As noted in this video link on CNN, many new car dealers are quite frank about their latest practice - "converting" existing service customers into new car customers by making a "value proposition" to them when they bring their car in for service.
What does this mean? Well, like Mafia enforcers, they "make you an offer you can't refuse". You bring in the car for inspection or routine maintenance, and you are told, that, horror of horrors, that old clunker will need thousands of dollars in repairs to make it "safe to drive". Why not bail out now and buy a brand new car?
The problem with this scenario is the blatant conflict of interest - the car dealer wants to sell you a new car, so they have every incentive to pad the repair estimate and to make the car sound unsafe and worn out. After all, they want you out of that clunker!
An independent mechanic, on the other hand, has no such hidden agenda - and his labor rate is often half that of the dealer, and often his parts costs are far less.
What do I mean by this? Let me give you two examples, involving friends cars.
In New York, cars have to pass a safety and emissions inspection, and the local BMW dealer says that Steve and Edie's car won't pass unless it has over $3000 in work done. This is a lot of money for a car with a book value of $6000 on a good day.
What are the items that need to be repaired?
1. Oxygen sensors

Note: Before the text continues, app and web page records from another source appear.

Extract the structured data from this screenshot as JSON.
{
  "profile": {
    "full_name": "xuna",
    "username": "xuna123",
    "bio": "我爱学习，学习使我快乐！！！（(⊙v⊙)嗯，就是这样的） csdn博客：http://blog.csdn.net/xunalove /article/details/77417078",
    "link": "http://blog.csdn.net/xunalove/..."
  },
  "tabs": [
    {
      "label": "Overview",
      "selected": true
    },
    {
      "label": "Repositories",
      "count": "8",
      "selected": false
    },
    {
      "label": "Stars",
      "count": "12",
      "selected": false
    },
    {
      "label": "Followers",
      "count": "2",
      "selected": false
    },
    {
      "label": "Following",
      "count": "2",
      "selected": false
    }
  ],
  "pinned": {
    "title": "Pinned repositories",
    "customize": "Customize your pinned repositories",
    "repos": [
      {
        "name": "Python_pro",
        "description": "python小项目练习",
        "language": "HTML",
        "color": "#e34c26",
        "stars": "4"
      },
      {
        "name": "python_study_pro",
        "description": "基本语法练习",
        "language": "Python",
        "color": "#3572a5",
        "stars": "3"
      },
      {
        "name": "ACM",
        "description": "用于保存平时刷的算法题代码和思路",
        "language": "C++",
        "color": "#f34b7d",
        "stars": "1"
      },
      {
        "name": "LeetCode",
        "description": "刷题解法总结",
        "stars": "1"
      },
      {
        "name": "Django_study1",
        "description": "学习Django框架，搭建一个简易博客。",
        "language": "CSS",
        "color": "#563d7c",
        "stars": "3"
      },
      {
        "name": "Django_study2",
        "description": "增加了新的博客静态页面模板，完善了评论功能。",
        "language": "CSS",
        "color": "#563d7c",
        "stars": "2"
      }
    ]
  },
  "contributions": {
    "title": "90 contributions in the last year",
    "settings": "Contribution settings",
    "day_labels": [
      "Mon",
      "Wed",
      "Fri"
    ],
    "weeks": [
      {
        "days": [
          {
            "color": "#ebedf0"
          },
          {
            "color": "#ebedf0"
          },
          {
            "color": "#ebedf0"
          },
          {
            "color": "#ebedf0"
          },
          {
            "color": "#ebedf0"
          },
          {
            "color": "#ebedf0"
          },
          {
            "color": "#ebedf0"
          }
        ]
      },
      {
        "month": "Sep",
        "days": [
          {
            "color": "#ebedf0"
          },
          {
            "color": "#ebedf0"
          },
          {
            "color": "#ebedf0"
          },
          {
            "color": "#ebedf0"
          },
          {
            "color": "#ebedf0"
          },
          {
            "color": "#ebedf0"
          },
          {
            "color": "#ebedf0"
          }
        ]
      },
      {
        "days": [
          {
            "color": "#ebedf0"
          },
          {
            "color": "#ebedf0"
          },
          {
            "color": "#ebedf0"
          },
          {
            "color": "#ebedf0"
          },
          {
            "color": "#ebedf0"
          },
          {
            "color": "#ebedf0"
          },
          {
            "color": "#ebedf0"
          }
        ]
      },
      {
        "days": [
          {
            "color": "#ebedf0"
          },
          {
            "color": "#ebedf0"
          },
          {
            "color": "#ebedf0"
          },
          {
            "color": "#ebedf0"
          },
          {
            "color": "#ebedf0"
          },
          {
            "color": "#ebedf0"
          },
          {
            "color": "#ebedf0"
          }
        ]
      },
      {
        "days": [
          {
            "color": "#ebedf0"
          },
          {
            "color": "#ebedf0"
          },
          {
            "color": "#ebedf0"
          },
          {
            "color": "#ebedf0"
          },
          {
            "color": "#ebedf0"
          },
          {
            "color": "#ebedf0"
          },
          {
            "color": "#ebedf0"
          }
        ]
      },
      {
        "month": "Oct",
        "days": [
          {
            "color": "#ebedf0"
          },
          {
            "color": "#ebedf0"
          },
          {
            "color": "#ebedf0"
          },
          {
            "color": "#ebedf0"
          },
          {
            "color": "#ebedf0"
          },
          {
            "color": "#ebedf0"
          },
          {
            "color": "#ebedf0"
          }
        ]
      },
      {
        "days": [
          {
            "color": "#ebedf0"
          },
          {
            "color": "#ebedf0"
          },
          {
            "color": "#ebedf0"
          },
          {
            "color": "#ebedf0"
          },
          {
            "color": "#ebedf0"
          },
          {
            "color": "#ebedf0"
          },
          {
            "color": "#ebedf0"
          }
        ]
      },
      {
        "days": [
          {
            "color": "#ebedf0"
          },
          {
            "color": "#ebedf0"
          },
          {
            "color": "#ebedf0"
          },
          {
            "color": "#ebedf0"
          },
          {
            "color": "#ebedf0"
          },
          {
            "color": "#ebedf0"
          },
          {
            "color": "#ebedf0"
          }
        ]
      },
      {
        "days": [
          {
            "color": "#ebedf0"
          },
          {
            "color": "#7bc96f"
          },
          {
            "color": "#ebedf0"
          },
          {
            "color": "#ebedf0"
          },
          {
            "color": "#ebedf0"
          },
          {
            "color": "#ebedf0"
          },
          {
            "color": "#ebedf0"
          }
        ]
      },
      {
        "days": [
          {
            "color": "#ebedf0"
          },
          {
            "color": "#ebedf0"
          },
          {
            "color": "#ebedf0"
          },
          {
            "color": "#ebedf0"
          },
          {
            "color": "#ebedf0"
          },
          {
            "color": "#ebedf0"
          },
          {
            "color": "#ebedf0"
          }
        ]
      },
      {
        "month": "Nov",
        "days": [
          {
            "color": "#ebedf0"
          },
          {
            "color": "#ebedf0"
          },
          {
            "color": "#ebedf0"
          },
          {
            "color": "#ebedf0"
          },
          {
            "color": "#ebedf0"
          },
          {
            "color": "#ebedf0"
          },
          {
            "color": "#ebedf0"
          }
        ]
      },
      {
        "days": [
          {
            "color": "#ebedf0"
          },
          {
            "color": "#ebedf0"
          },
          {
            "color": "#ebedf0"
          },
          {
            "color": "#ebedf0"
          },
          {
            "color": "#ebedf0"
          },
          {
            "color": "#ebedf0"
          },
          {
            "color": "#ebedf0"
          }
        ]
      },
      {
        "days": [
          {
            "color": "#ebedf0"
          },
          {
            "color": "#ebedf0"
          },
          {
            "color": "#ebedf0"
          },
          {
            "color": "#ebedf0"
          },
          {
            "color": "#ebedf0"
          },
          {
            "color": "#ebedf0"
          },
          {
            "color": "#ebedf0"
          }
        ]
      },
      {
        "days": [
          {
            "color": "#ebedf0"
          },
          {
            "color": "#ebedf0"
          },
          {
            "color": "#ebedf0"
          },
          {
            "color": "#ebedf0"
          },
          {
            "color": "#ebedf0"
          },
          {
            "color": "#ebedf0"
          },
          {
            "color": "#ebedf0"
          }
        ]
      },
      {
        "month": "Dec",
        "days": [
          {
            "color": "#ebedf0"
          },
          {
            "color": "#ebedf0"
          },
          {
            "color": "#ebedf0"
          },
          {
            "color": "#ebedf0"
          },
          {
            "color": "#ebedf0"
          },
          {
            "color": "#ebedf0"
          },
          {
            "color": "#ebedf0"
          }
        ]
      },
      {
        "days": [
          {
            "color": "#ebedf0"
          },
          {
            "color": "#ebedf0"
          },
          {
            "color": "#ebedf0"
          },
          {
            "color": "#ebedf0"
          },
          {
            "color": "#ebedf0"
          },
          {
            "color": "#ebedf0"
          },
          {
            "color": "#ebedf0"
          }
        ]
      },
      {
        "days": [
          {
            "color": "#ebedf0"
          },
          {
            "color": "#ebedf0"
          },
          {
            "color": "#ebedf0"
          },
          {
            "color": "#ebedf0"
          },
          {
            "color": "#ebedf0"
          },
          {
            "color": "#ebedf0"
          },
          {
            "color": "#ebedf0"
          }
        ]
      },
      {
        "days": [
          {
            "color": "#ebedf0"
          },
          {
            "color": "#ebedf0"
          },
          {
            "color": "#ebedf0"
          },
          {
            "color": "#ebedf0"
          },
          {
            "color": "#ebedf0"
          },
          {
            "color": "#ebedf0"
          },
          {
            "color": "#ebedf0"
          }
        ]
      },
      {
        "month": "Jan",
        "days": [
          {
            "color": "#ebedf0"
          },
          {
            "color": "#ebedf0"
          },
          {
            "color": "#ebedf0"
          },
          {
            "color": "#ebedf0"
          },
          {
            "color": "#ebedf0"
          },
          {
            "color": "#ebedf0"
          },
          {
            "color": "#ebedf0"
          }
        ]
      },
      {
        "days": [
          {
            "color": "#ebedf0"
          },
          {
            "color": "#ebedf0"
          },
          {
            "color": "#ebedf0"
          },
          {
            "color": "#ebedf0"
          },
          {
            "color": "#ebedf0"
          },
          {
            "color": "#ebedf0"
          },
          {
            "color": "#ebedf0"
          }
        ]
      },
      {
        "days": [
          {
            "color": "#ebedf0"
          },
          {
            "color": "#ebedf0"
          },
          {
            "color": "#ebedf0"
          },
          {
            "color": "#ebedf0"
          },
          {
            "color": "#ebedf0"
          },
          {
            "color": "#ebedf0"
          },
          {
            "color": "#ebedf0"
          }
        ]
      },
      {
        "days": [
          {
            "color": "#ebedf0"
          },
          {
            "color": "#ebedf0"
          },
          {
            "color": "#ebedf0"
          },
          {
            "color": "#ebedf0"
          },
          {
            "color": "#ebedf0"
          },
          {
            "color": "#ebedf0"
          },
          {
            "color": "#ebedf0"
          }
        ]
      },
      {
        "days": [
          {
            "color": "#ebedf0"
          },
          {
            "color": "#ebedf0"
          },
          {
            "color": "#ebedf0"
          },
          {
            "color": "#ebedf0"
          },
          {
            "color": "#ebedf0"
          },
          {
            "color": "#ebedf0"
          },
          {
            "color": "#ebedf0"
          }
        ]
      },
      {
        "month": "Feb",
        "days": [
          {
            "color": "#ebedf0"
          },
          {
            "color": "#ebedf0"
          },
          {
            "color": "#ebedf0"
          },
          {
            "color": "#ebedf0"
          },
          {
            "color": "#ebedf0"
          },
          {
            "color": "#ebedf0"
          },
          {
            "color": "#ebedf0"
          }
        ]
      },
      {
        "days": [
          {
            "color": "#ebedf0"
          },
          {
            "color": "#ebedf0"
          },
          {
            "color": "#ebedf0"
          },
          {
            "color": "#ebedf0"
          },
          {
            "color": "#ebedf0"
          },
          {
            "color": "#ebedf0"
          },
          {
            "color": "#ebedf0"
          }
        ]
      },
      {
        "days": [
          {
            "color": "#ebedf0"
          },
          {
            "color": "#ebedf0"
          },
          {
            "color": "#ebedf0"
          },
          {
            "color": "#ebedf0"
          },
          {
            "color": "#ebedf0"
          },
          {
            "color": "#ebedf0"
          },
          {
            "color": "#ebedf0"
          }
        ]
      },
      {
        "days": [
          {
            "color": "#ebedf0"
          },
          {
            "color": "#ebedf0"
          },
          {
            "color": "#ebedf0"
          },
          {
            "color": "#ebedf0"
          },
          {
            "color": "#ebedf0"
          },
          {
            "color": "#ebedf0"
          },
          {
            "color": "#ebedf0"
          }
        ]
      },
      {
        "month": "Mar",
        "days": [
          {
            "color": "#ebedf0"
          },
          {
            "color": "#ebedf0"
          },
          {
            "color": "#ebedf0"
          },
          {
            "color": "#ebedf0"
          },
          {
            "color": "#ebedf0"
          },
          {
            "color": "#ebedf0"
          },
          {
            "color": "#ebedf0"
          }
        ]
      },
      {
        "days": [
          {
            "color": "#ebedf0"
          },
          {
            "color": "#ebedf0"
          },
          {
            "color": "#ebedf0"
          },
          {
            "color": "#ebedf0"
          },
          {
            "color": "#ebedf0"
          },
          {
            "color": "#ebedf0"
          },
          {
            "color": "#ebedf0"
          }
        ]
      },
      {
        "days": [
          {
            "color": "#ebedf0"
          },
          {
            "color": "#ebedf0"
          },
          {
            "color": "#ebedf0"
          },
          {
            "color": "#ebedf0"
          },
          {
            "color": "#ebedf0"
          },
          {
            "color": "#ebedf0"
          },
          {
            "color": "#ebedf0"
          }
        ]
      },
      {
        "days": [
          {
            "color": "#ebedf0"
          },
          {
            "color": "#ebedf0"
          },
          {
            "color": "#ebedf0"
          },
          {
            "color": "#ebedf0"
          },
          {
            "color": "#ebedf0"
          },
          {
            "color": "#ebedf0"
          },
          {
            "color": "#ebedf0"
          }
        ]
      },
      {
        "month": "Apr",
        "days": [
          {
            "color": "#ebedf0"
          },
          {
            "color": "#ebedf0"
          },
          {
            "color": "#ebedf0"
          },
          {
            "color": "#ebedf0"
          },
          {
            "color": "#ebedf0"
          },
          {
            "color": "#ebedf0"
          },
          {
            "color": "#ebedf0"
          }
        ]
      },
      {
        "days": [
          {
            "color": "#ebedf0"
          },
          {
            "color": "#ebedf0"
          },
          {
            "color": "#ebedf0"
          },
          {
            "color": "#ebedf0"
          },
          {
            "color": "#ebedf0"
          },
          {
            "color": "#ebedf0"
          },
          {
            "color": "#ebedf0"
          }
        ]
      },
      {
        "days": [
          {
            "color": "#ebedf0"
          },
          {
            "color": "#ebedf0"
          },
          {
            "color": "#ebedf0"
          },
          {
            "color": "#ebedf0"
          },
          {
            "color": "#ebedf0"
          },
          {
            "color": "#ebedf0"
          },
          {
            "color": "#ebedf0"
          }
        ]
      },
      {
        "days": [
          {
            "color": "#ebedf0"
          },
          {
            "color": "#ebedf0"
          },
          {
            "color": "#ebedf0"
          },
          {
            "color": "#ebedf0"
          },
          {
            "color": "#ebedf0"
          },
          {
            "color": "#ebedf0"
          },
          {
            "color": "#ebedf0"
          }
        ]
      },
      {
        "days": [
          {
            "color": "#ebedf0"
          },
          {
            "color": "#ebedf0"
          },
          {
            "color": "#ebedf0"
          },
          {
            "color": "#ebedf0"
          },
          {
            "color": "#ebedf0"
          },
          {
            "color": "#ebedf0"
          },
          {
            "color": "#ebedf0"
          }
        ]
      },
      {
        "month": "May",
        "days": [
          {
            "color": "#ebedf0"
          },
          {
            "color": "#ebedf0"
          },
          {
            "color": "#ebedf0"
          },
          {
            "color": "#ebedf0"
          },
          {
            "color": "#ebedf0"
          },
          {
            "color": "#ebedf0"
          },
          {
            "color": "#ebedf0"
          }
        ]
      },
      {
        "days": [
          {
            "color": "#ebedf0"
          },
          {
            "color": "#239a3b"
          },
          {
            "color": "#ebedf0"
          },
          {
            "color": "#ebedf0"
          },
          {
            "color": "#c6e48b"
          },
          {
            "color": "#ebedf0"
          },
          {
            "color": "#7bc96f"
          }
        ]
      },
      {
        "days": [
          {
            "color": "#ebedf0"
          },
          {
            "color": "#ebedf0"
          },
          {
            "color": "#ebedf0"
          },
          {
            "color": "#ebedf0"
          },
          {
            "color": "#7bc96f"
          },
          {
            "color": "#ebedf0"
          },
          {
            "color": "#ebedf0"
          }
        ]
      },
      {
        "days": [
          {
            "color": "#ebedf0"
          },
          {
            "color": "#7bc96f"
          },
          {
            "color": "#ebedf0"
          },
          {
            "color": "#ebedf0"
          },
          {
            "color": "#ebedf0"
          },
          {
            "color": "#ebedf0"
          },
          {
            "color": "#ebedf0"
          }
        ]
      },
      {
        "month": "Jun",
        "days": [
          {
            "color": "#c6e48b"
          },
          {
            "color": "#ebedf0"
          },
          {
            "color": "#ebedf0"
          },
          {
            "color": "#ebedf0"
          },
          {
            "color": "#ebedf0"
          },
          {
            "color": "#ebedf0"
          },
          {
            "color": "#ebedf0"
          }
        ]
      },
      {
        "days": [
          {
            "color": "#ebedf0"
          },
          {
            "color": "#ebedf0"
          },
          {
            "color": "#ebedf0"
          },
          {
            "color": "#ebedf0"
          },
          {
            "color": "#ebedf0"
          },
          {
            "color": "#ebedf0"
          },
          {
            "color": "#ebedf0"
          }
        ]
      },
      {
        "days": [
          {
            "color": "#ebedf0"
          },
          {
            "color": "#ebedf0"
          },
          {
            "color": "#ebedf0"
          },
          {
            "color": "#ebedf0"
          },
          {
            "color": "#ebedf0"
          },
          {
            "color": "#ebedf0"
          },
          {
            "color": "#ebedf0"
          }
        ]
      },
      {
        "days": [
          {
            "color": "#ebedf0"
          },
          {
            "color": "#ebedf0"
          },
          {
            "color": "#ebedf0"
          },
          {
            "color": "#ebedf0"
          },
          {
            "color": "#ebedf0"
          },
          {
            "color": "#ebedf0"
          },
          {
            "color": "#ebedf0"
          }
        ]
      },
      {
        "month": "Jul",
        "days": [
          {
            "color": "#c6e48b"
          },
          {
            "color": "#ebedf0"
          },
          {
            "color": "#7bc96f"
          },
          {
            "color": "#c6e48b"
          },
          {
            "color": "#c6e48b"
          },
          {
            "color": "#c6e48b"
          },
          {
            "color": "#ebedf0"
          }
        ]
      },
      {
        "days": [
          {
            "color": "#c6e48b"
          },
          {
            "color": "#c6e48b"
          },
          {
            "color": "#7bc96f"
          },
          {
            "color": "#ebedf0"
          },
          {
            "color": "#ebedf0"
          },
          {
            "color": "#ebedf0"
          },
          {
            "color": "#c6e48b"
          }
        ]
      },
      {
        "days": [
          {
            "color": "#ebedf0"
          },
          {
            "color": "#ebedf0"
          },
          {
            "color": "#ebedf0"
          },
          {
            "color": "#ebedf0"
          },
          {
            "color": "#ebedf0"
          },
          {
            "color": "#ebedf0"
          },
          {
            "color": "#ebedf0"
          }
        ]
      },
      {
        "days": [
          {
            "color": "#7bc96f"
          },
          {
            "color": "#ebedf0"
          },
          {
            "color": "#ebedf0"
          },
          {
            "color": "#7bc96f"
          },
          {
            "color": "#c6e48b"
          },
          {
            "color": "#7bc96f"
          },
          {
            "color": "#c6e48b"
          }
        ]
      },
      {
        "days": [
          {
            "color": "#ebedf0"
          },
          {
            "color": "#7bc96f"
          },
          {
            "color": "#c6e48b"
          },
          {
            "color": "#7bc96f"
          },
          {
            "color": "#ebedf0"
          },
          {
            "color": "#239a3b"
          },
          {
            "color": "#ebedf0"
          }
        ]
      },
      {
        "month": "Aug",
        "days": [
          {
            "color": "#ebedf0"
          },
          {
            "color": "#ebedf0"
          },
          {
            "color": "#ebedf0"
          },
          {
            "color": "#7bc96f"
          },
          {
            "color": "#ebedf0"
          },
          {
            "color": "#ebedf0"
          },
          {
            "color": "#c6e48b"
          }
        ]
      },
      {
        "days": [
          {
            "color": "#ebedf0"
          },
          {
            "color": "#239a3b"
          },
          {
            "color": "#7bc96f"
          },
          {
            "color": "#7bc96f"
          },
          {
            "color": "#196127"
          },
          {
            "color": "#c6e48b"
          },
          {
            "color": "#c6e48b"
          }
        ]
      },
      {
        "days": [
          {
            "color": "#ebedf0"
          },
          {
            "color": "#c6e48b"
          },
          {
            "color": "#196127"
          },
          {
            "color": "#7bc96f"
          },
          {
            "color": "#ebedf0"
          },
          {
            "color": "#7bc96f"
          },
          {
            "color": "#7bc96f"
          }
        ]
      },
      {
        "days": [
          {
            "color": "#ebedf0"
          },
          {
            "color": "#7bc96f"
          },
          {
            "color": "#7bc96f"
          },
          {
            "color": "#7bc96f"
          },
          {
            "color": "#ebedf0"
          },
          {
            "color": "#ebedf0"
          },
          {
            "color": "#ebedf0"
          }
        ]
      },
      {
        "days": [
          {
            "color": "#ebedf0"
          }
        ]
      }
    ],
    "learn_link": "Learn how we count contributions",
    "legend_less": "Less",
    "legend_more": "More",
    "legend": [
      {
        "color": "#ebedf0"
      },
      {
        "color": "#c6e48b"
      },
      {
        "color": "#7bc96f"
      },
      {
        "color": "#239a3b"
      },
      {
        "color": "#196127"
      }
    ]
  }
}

2. Camshaft Position Sensor
3. Rear View Mirrors (alleged to be "cloudy")
4. Stiff Steering - new rack and pinion
I look at the car. The oxygen sensors are fine, but if the mechanic had bothered to open the hood (as opposed to using the code reader on the OBD II data port) he would have noticed that a torn intake elbow (Parts cost: $15, labor, 15 minutes) was what was generating the oxygen sensor message.
The camshaft sensor is about an hour's work and the part is about $100. The rear view mirrors was a joke. We simply took it to another inspector who looked at them and said they were fine - the dealer wanted over $500 to replace the mirror glass.
And the stiff steering? a corroded flex joint in the steering shaft that loosened up with some WD-40.
So the car passed both emission and safety inspection with flying colors - after about $300 in parts and a few hours labor - which an independent mechanic would have charged maybe $300 for.
So where does the dealer get a $3000 repair bill? They pulled it out of their ass, is where.
And of course, when this $3000 estimate was presented, the service manager brought in a salesman who helpfully suggested that they could lease or buy a new BMW for low, low monthly payments. In fact, the $3000 would go a long way to paying the first year's lease payments! And they would take their "old clunker" in trade for $3000 to cover the document fees and lease down payment.
Needless to say, Steve and Edie didn't fall for this gag. They didn't have that kind of money anyway.
But lesson learned - new car dealers are great for warranty work, but they suck and older car repair. Their cost structure is too high and they have a blatant conflict of interest in that they want to sell you a new car.
2. Frank and Claire have a 2002 Mercedes S-class with 110,000 miles on it. For an S-class Mercedes, this is not a lot of mileage. They take it to the dealer for "regular service" and are handed a 15-page $5000 repair estimate on everything from the windshield washer ($750) to a new rear-view mirror assembly ($800) to ball joints ($1500) and a serpentine belt and tensioner ($700) to repairing the glovebox door ($250), to new motor and transmission mounts ($1000) to valve cover gaskets ($1000)
The car runs fine, and while it may need some of these issues addressed, the prices quoted are whack. The dealer quotes $250 just for a windshield washer pump! This is ludicrous.
And the pitch is the same. Sell the old clunker before it bankrupts you! $5000 in repairs goes a long way toward lease payments on a new C-class! And out of the goodness of their heart, the dealer will give them $5000 - half the book value - on the S-class in trade.
Frank and Claire are no fools, and they walk away. But many other people don't - and cite fears of "high repair bills" as a reason to lease one new car after another.
Yes, you might have "high repair bills" if you take a used car to a new car dealer for repairs. But that is only because their repair cost structure is insane and they pad the snot out of the bills to make it seem like buying a new car is a "sound" proposition.
So, how do you avoid this mess? Simple. Find a good local independent mechanic who can repair your car. A good mechanic is not cheap, but he will likely be nearly half the cost of the insane prices that dealers quote.
Once a car is out of warranty, there is no really good reason to take it back to the dealer, other than for a recall. Even a "legitimate" dealer who isn't trying to snooker you into buying a new car is going to have a labor and cost structure that is double the independent shop down the street. So going to a dealer will be staggeringly expensive.
Cultivate a relationship with a good local independent mechanic. And don't be afraid to get a second opinion, when it comes to repair work.
And never, ever take a used car to a new car dealer for repair!